This post was contributed by our VIP Tour Coordinator and Certified Cicerone, Lindsay Bohanske.
One of the best things about working in the Allagash tasting room is simply talking to people about beer. And while talking about Coolship Resurgam (our interpretation of a Lambic-style gueuze) I’ve noticed many furrowed brows. That’s how this blog post was born.
There are two beers out there that sound sort of similar, but are actually extremely different: gose and gueuze (you’ll also see it spelled geuze). To further confuse the issue, both beers fall in the wildly varied category of “sour” beers and they both contain a pretty high portion of wheat. That’s about where the similarities end.
A gose, pronounced “goes-ah” is a historically German, refreshing wheat beer that is only slightly tart. Goses are also traditionally brewed with coriander and salt. The original style was probably crafted over a thousand years ago. In recent years, modern American craft breweries have dabbled in this historical style with great success. In fact, some breweries from Maine have made their own take on the style, like Rising Tide’s Pisces.
Gueuze lambic beers, on the other hand, are not nearly as easy to describe.
A gueuze—pronounced “gooz”—is a type of spontaneously fermented Lambic beer which is a blend of several different years of barrel-aged beer. This means that, at minimum, these beers take three years to make. Another key difference couched in that last sentence is that gueuzes spend their entire life in oak barrels, whereas goses aren’t traditionally made with the use of barrels. When blended and ready, gueuzes are an extremely complex, tart flavor-bomb of beer goodness. The Beer Judge Certification Program describes the flavors as a “wide range of wild barnyard, horse blanket, or leather characteristics intermingling with citrusy-fruity flavors and acidity.”
Coolship Resurgam is Allagash’s interpretation of a Belgian gueuze. Although we do not call the beers in the Coolship program “Lambic” or even “Lambic-style,” the process by which we make our Coolship beers springs directly from the lambic tradition. We’ve spoken much about that process in our recent Coolship blog posts. Traditional Lambic beers can only be produced in and around Brussels, Belgium.
To recap, the key differences are:
A gose can be made relatively quickly, where gueuzes take a long time.
A gueuze is truly spontaneously fermented vs. gose, which is intentionally inoculated with an ale yeast and some form of Lactobacillus bacteria.
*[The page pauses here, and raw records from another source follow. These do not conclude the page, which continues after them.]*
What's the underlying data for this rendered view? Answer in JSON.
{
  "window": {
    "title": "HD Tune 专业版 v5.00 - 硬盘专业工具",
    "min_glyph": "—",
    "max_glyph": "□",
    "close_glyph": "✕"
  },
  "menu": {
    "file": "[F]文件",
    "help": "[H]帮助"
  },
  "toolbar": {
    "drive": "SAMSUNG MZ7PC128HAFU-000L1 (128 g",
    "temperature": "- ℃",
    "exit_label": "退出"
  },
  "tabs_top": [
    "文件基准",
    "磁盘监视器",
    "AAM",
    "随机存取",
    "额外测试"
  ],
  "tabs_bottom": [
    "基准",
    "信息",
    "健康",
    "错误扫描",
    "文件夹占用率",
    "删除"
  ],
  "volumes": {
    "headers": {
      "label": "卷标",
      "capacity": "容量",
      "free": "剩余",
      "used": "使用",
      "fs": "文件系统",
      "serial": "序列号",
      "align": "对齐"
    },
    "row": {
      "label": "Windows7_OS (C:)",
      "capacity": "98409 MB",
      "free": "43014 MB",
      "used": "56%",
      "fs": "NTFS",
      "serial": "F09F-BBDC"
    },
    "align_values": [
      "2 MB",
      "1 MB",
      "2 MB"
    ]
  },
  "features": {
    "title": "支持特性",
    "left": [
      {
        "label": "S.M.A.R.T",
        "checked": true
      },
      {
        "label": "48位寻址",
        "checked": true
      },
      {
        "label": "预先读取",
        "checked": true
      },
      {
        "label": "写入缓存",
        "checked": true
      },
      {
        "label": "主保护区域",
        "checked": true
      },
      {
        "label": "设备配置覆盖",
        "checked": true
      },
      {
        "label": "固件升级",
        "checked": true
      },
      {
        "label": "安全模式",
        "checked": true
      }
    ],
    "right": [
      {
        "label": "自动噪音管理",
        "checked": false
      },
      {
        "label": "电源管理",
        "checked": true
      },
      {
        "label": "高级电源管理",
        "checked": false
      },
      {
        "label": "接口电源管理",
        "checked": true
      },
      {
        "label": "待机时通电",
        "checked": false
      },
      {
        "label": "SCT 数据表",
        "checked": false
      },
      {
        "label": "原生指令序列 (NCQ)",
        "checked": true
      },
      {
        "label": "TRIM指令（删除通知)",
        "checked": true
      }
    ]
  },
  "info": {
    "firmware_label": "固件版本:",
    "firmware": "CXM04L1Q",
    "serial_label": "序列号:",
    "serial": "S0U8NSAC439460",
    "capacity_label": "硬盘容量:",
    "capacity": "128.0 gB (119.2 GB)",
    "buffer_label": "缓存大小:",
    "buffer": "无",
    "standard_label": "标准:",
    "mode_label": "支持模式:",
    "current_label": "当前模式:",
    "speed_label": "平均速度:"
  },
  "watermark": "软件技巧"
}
A gose is traditionally brewed with coriander and salt. Not so with gueuze, which does not have any spices added.
A gueuze is aged in barrels. A gose is not.
A gueuze is wonderfully funky and tart where a gose has a much more subtle acidity.